[[ PROVIDED RECORDS, beginning ]]
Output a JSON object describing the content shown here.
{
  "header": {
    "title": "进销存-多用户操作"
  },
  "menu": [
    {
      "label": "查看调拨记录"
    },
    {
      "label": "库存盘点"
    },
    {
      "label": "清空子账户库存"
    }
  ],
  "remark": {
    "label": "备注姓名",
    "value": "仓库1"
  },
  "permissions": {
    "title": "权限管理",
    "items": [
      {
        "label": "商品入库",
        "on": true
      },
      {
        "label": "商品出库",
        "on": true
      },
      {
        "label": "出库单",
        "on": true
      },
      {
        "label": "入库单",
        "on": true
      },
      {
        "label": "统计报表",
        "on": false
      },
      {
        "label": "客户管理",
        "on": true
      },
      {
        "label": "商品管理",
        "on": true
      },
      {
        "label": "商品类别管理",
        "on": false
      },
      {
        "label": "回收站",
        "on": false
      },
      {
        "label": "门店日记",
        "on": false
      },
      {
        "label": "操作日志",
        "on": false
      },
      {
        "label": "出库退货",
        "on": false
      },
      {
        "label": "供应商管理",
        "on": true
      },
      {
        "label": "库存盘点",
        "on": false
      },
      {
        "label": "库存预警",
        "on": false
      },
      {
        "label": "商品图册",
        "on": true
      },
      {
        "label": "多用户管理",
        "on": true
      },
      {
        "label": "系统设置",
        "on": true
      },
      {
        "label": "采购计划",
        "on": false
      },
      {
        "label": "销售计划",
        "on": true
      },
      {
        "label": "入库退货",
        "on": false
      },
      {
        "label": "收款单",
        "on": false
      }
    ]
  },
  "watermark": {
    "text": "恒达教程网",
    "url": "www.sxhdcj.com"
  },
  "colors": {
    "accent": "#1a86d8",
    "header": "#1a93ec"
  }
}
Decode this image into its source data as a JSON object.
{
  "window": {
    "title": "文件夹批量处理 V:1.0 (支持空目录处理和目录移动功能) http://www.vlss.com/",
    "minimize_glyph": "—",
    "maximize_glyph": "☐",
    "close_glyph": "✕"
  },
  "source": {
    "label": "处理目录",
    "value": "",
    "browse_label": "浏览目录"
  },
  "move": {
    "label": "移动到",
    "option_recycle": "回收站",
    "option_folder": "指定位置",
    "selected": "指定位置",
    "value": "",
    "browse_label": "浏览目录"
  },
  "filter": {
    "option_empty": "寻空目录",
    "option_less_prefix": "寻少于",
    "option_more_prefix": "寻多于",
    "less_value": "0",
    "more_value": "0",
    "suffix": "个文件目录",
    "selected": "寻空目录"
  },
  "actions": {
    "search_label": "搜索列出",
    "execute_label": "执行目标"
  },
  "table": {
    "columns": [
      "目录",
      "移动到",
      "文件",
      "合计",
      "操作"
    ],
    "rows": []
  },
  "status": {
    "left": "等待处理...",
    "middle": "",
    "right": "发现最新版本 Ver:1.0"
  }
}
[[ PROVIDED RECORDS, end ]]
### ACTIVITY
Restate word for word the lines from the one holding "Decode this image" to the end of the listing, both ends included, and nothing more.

### THE ANSWER
Decode this image into its source data as a JSON object.
{
  "window": {
    "title": "文件夹批量处理 V:1.0 (支持空目录处理和目录移动功能) http://www.vlss.com/",
    "minimize_glyph": "—",
    "maximize_glyph": "☐",
    "close_glyph": "✕"
  },
  "source": {
    "label": "处理目录",
    "value": "",
    "browse_label": "浏览目录"
  },
  "move": {
    "label": "移动到",
    "option_recycle": "回收站",
    "option_folder": "指定位置",
    "selected": "指定位置",
    "value": "",
    "browse_label": "浏览目录"
  },
  "filter": {
    "option_empty": "寻空目录",
    "option_less_prefix": "寻少于",
    "option_more_prefix": "寻多于",
    "less_value": "0",
    "more_value": "0",
    "suffix": "个文件目录",
    "selected": "寻空目录"
  },
  "actions": {
    "search_label": "搜索列出",
    "execute_label": "执行目标"
  },
  "table": {
    "columns": [
      "目录",
      "移动到",
      "文件",
      "合计",
      "操作"
    ],
    "rows": []
  },
  "status": {
    "left": "等待处理...",
    "middle": "",
    "right": "发现最新版本 Ver:1.0"
  }
}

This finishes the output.